Its strange to be back in the world of fast food, fast cars, and fast living. I must admit (and how surprised are you really?) that I was more than happy to disapear for awhile. Leave all of this non-sense behind, and commune with nature, to simply enjoy the vast land and silence. It was nice to tend only to immediate needs, to use basic survival skills, to not have a roundabout way of obtaining what is necessary. The one thing I completely despise about our culture is how we are forced to work at jobs we don't really enjoy in order to feed and clothe ourselves. It is true that the lives we lead in Canadian cities are relatively safe and easy and fun, as compared to hunting and gathering all day every day. And I must also admit that I so very much appreciate hot water from the tap and a flushing toilet. After spending almost a week in a tent, I have really come to appreciate the comforts of home. Certainly when I fell ill in the second week I was grateful to be staying in a cabin. I often wonder, though, if something isn't lost when we distance ourselves from the real and chaotic natural world. I just read three thought provoking essays on the subject of Nature by Aldous Huxley. He discusses how often we look to nature as a place to renew our spiritual selves, but he also states that as we personify, humanize, and organize nature through spirituality, religion, and science we forget that the world is not united under human innovation, but is seperate, diverse, and chaotic. "Our direct intuitions of Nature tell us that the world is bottomlessly strange: alien, even when it is kind and beautiful; having innumerable modes of being that are not our modes; always mysteriously not personal,not conscious, not moral; often hostile and sinister;sometimes even unimaginably, because inhumanely, evil." He goes on to state that we need to leave the wildness in nature , to not try to make nature conform to human rules and regulations.

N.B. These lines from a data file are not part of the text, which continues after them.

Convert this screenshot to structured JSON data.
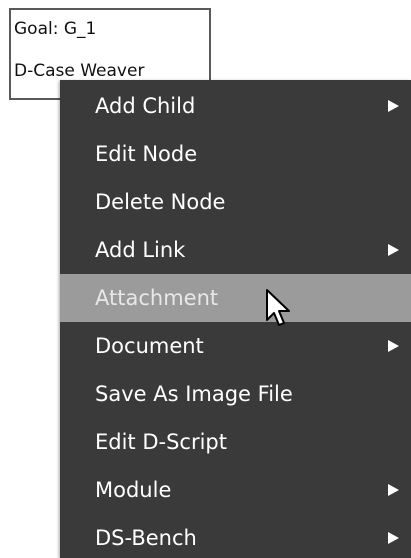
{
  "node": {
    "title": "Goal: G_1",
    "description": "D-Case Weaver"
  },
  "menu": {
    "items": [
      {
        "label": "Add Child",
        "has_submenu": true
      },
      {
        "label": "Edit Node",
        "has_submenu": false
      },
      {
        "label": "Delete Node",
        "has_submenu": false
      },
      {
        "label": "Add Link",
        "has_submenu": true
      },
      {
        "label": "Attachment",
        "has_submenu": false,
        "highlighted": true
      },
      {
        "label": "Document",
        "has_submenu": true
      },
      {
        "label": "Save As Image File",
        "has_submenu": false
      },
      {
        "label": "Edit D-Script",
        "has_submenu": false
      },
      {
        "label": "Module",
        "has_submenu": true
      },
      {
        "label": "DS-Bench",
        "has_submenu": true
      }
    ]
  },
  "colors": {
    "menu_background": "#3a3a3a",
    "menu_highlight": "#9b9b9b",
    "menu_text": "#ffffff",
    "node_border": "#5a5a5a"
  },
  "icons": {
    "submenu": "triangle-right-icon",
    "pointer": "mouse-pointer-icon"
  }
}
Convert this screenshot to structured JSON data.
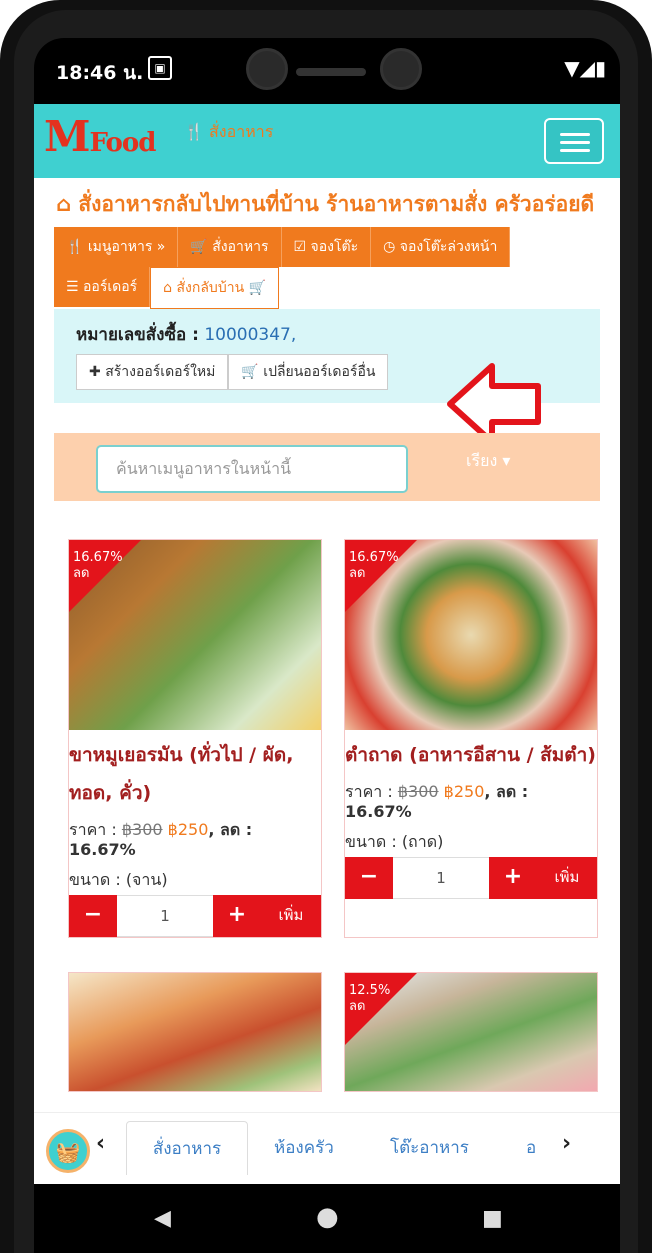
{
  "status": {
    "time": "18:46 น."
  },
  "brand": {
    "logo_m": "M",
    "logo_food": "Food",
    "nav_link": "สั่งอาหาร"
  },
  "page": {
    "title": "สั่งอาหารกลับไปทานที่บ้าน ร้านอาหารตามสั่ง ครัวอร่อยดี"
  },
  "tabs": [
    {
      "label": "เมนูอาหาร »",
      "icon": "utensils-icon"
    },
    {
      "label": "สั่งอาหาร",
      "icon": "cart-icon"
    },
    {
      "label": "จองโต๊ะ",
      "icon": "check-square-icon"
    },
    {
      "label": "จองโต๊ะล่วงหน้า",
      "icon": "clock-icon"
    },
    {
      "label": "ออร์เดอร์",
      "icon": "list-icon"
    },
    {
      "label": "สั่งกลับบ้าน",
      "icon": "home-icon"
    }
  ],
  "order": {
    "label": "หมายเลขสั่งซื้อ :",
    "number": "10000347,",
    "new_order": "สร้างออร์เดอร์ใหม่",
    "switch_order": "เปลี่ยนออร์เดอร์อื่น"
  },
  "search": {
    "placeholder": "ค้นหาเมนูอาหารในหน้านี้",
    "sort_label": "เรียง ▾"
  },
  "products": [
    {
      "discount": "16.67%",
      "discount_word": "ลด",
      "name": "ขาหมูเยอรมัน (ทั่วไป / ผัด, ทอด, คั่ว)",
      "price_label": "ราคา :",
      "old_price": "฿300",
      "new_price": "฿250",
      "discount_label": ", ลด :",
      "discount_value": "16.67%",
      "size": "ขนาด : (จาน)",
      "qty": "1",
      "add": "เพิ่ม"
    },
    {
      "discount": "16.67%",
      "discount_word": "ลด",
      "name": "ตำถาด (อาหารอีสาน / ส้มตำ)",
      "price_label": "ราคา :",
      "old_price": "฿300",
      "new_price": "฿250",
      "discount_label": ", ลด :",
      "discount_value": "16.67%",
      "size": "ขนาด : (ถาด)",
      "qty": "1",
      "add": "เพิ่ม"
    }
  ],
  "products_row2": [
    {
      "discount": ""
    },
    {
      "discount": "12.5%",
      "discount_word": "ลด"
    }
  ],
  "bottom_nav": {
    "items": [
      "สั่งอาหาร",
      "ห้องครัว",
      "โต๊ะอาหาร",
      "อ"
    ]
  }
}
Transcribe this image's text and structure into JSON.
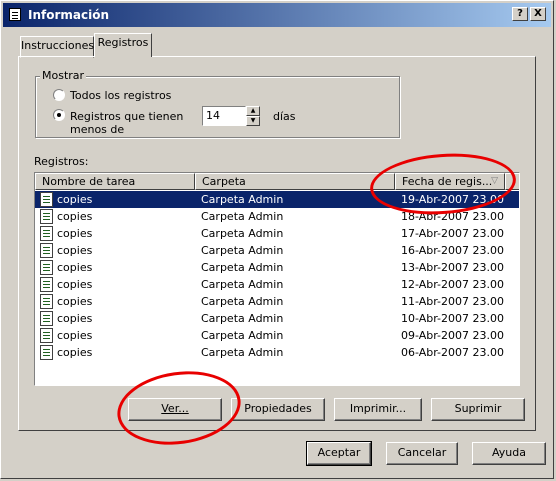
{
  "window": {
    "title": "Información",
    "help_label": "?",
    "close_label": "X"
  },
  "tabs": [
    {
      "label": "Instrucciones"
    },
    {
      "label": "Registros"
    }
  ],
  "show_group": {
    "legend": "Mostrar",
    "option_all": "Todos los registros",
    "option_recent_line1": "Registros que tienen",
    "option_recent_line2": "menos de",
    "days_value": "14",
    "days_unit": "días"
  },
  "records": {
    "label": "Registros:",
    "columns": {
      "task": "Nombre de tarea",
      "folder": "Carpeta",
      "date": "Fecha de regis..."
    },
    "rows": [
      {
        "task": "copies",
        "folder": "Carpeta Admin",
        "date": "19-Abr-2007 23.00"
      },
      {
        "task": "copies",
        "folder": "Carpeta Admin",
        "date": "18-Abr-2007 23.00"
      },
      {
        "task": "copies",
        "folder": "Carpeta Admin",
        "date": "17-Abr-2007 23.00"
      },
      {
        "task": "copies",
        "folder": "Carpeta Admin",
        "date": "16-Abr-2007 23.00"
      },
      {
        "task": "copies",
        "folder": "Carpeta Admin",
        "date": "13-Abr-2007 23.00"
      },
      {
        "task": "copies",
        "folder": "Carpeta Admin",
        "date": "12-Abr-2007 23.00"
      },
      {
        "task": "copies",
        "folder": "Carpeta Admin",
        "date": "11-Abr-2007 23.00"
      },
      {
        "task": "copies",
        "folder": "Carpeta Admin",
        "date": "10-Abr-2007 23.00"
      },
      {
        "task": "copies",
        "folder": "Carpeta Admin",
        "date": "09-Abr-2007 23.00"
      },
      {
        "task": "copies",
        "folder": "Carpeta Admin",
        "date": "06-Abr-2007 23.00"
      }
    ]
  },
  "actions": {
    "view": "Ver...",
    "properties": "Propiedades",
    "print": "Imprimir...",
    "delete": "Suprimir"
  },
  "footer": {
    "ok": "Aceptar",
    "cancel": "Cancelar",
    "help": "Ayuda"
  },
  "colors": {
    "titlebar": "#0a246a",
    "selection": "#0a246a",
    "annotation": "#e80000"
  }
}
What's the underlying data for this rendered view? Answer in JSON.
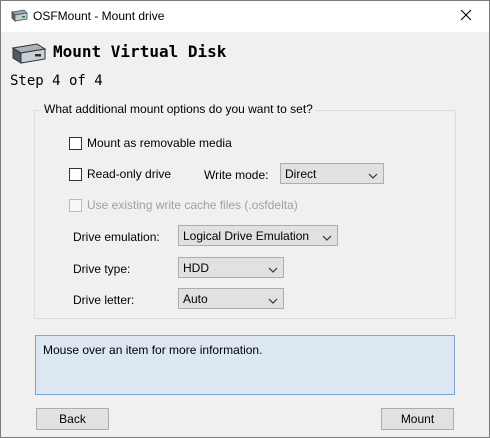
{
  "window": {
    "title": "OSFMount - Mount drive",
    "icons": {
      "app": "drive-icon",
      "close": "close-icon"
    }
  },
  "header": {
    "title": "Mount Virtual Disk",
    "step": "Step 4 of 4",
    "icon": "hard-drive-icon"
  },
  "options": {
    "group_label": "What additional mount options do you want to set?",
    "removable": {
      "label": "Mount as removable media",
      "checked": false
    },
    "readonly": {
      "label": "Read-only drive",
      "checked": false
    },
    "write_mode": {
      "label": "Write mode:",
      "value": "Direct"
    },
    "cache": {
      "label": "Use existing write cache files (.osfdelta)",
      "checked": false,
      "enabled": false
    },
    "emulation": {
      "label": "Drive emulation:",
      "value": "Logical Drive Emulation"
    },
    "drive_type": {
      "label": "Drive type:",
      "value": "HDD"
    },
    "drive_letter": {
      "label": "Drive letter:",
      "value": "Auto"
    }
  },
  "info": {
    "text": "Mouse over an item for more information."
  },
  "buttons": {
    "back": "Back",
    "mount": "Mount"
  },
  "colors": {
    "info_bg": "#dde7f1",
    "info_border": "#7aa7d6",
    "button_bg": "#e1e1e1"
  }
}
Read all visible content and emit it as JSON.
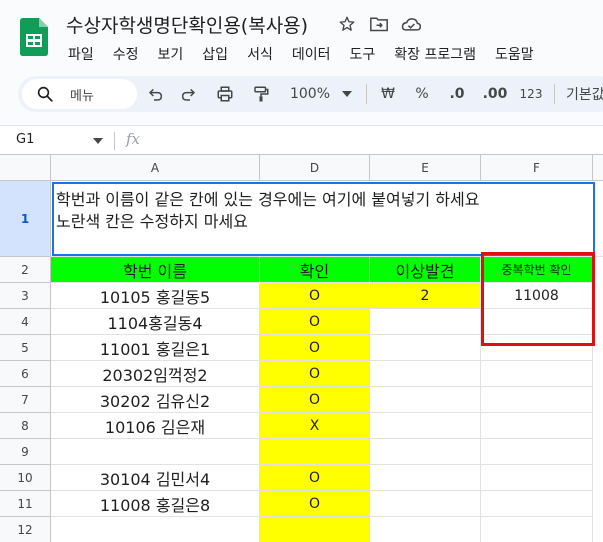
{
  "doc": {
    "title": "수상자학생명단확인용(복사용)"
  },
  "menu": [
    "파일",
    "수정",
    "보기",
    "삽입",
    "서식",
    "데이터",
    "도구",
    "확장 프로그램",
    "도움말"
  ],
  "toolbar": {
    "search_label": "메뉴",
    "zoom": "100%",
    "currency": "₩",
    "percent": "%",
    "dec_decrease": ".0",
    "dec_increase": ".00",
    "number_format": "123",
    "default_format": "기본값"
  },
  "namebox": {
    "cell": "G1",
    "fx": "fx"
  },
  "columns": [
    "A",
    "D",
    "E",
    "F"
  ],
  "rows": [
    "1",
    "2",
    "3",
    "4",
    "5",
    "6",
    "7",
    "8",
    "9",
    "10",
    "11",
    "12"
  ],
  "note": {
    "line1": "학번과 이름이 같은 칸에 있는 경우에는 여기에 붙여넣기 하세요",
    "line2": "노란색 칸은 수정하지 마세요"
  },
  "header_row": {
    "a": "학번 이름",
    "d": "확인",
    "e": "이상발견",
    "f": "중복학번 확인"
  },
  "data_rows": [
    {
      "a": "10105 홍길동5",
      "d": "O",
      "e": "2",
      "f": "11008"
    },
    {
      "a": "1104홍길동4",
      "d": "O",
      "e": "",
      "f": ""
    },
    {
      "a": "11001 홍길은1",
      "d": "O",
      "e": "",
      "f": ""
    },
    {
      "a": "20302임꺽정2",
      "d": "O",
      "e": "",
      "f": ""
    },
    {
      "a": "30202 김유신2",
      "d": "O",
      "e": "",
      "f": ""
    },
    {
      "a": "10106 김은재",
      "d": "X",
      "e": "",
      "f": ""
    },
    {
      "a": "",
      "d": "",
      "e": "",
      "f": ""
    },
    {
      "a": "30104 김민서4",
      "d": "O",
      "e": "",
      "f": ""
    },
    {
      "a": "11008 홍길은8",
      "d": "O",
      "e": "",
      "f": ""
    },
    {
      "a": "",
      "d": "",
      "e": "",
      "f": ""
    }
  ],
  "colors": {
    "yellow": "#ffff00",
    "green": "#00ff00",
    "highlight": "#e01010",
    "selection": "#1a73e8"
  }
}
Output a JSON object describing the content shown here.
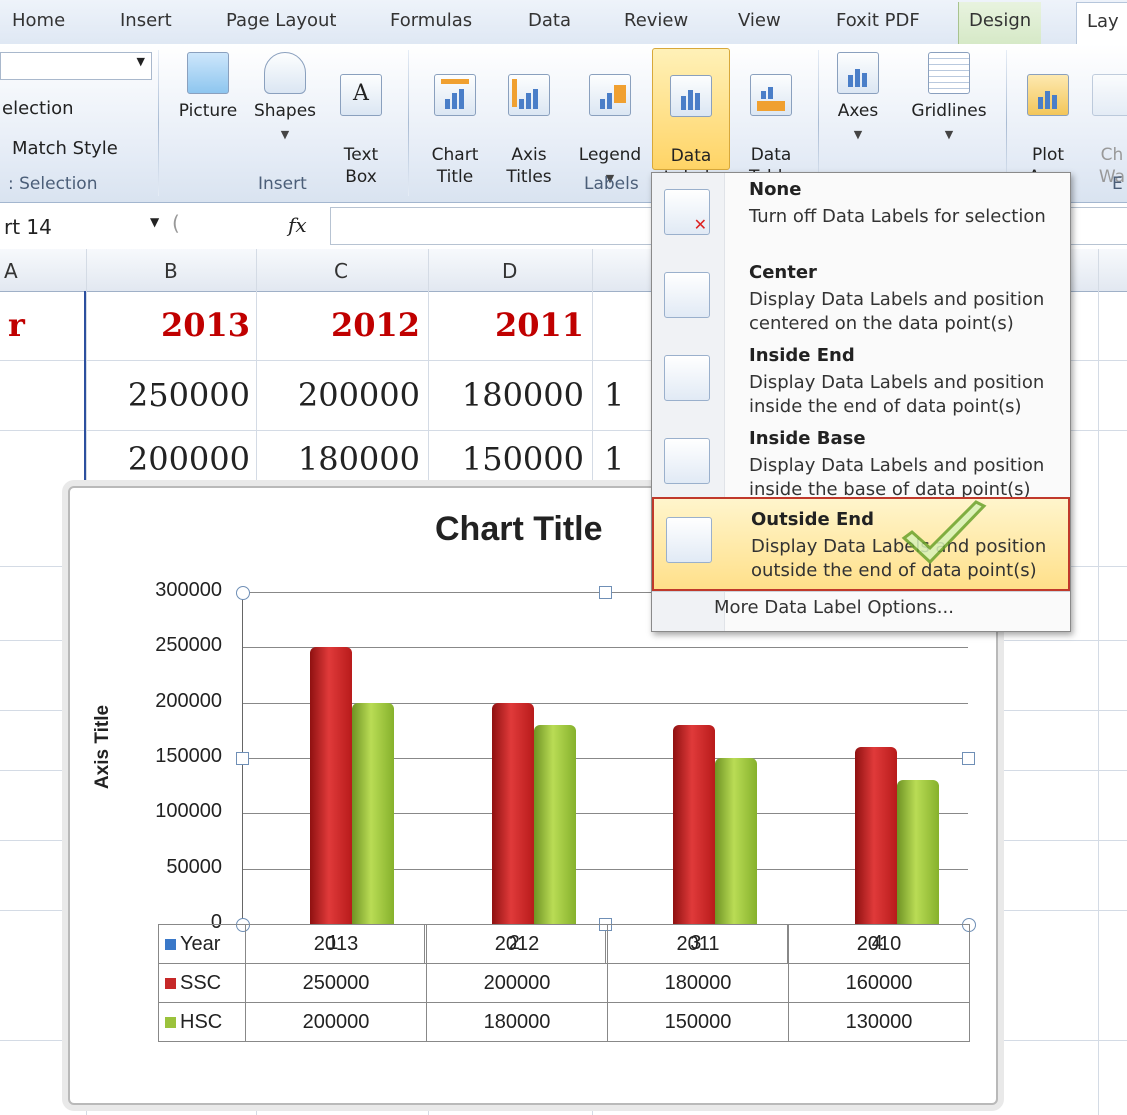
{
  "ribbon_tabs": [
    "Home",
    "Insert",
    "Page Layout",
    "Formulas",
    "Data",
    "Review",
    "View",
    "Foxit PDF",
    "Design",
    "Lay"
  ],
  "ribbon": {
    "selection_items": [
      "election",
      "Match Style"
    ],
    "selection_label": "Selection",
    "insert_buttons": [
      {
        "label": "Picture"
      },
      {
        "label": "Shapes"
      },
      {
        "label": "Text\nBox"
      }
    ],
    "insert_label": "Insert",
    "labels_buttons": [
      {
        "label": "Chart\nTitle"
      },
      {
        "label": "Axis\nTitles"
      },
      {
        "label": "Legend"
      },
      {
        "label": "Data\nLabels"
      },
      {
        "label": "Data\nTable"
      }
    ],
    "labels_label": "Labels",
    "axes_buttons": [
      {
        "label": "Axes"
      },
      {
        "label": "Gridlines"
      }
    ],
    "bg_buttons": [
      {
        "label": "Plot\nArea"
      },
      {
        "label": "Ch\nWa"
      }
    ],
    "bg_label": "E"
  },
  "formula_bar": {
    "name_box": "rt 14",
    "fx": "fx"
  },
  "columns": [
    "A",
    "B",
    "C",
    "D"
  ],
  "sheet": {
    "row1": [
      "r",
      "2013",
      "2012",
      "2011"
    ],
    "row2": [
      "250000",
      "200000",
      "180000",
      "1"
    ],
    "row3": [
      "200000",
      "180000",
      "150000",
      "1"
    ]
  },
  "menu": {
    "items": [
      {
        "title": "None",
        "desc": "Turn off Data Labels for selection"
      },
      {
        "title": "Center",
        "desc": "Display Data Labels and position centered on the data point(s)"
      },
      {
        "title": "Inside End",
        "desc": "Display Data Labels and position inside the end of data point(s)"
      },
      {
        "title": "Inside Base",
        "desc": "Display Data Labels and position inside the base of data point(s)"
      },
      {
        "title": "Outside End",
        "desc": "Display Data Labels and position outside the end of data point(s)"
      }
    ],
    "more": "More Data Label Options..."
  },
  "colors": {
    "ssc": "#c62828",
    "hsc": "#9bc23c",
    "year": "#3a78c8",
    "highlight_border": "#c0392b"
  },
  "chart_data": {
    "type": "bar",
    "title": "Chart Title",
    "ylabel": "Axis Title",
    "xlabel": "",
    "categories": [
      "1",
      "2",
      "3",
      "4"
    ],
    "ylim": [
      0,
      300000
    ],
    "yticks": [
      "300000",
      "250000",
      "200000",
      "150000",
      "100000",
      "50000",
      "0"
    ],
    "grid": true,
    "series": [
      {
        "name": "Year",
        "values": [
          2013,
          2012,
          2011,
          2010
        ]
      },
      {
        "name": "SSC",
        "values": [
          250000,
          200000,
          180000,
          160000
        ]
      },
      {
        "name": "HSC",
        "values": [
          200000,
          180000,
          150000,
          130000
        ]
      }
    ],
    "data_table": {
      "rows": [
        {
          "name": "Year",
          "values": [
            "2013",
            "2012",
            "2011",
            "2010"
          ]
        },
        {
          "name": "SSC",
          "values": [
            "250000",
            "200000",
            "180000",
            "160000"
          ]
        },
        {
          "name": "HSC",
          "values": [
            "200000",
            "180000",
            "150000",
            "130000"
          ]
        }
      ]
    }
  }
}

Instead we must embrace the "Jekyll-Hyde of nature", and because we are of nature, also of ourselves. I believe that we learned this lesson during the last few days of our trip, when we were confronted with the threat of monstrous thunder storms. It made me think how often some people rely on dumb luck to get us through to the next day. Could you survive if the comforts and relatively easy living of city life were taken away? How would you eat? How would you keep warm? What if you were sick? This is why we live in cities with electricity, grocery stores, hospitals, and people who specialize. In the city it is easy to get help,especially if you have the money. Whereas, in the wild money is useless except as kindling to get a fire started.
Anyway, here are a few "Little Landscapes" that i painted while up north.
"Love Island" acrylic on wood, 5in X 7in, 2007
"Green Rapids", acrylic on wood, 5in X 5in, 2007
"Fisher Rapids", acrylic on wood, 5in X 7in, 2007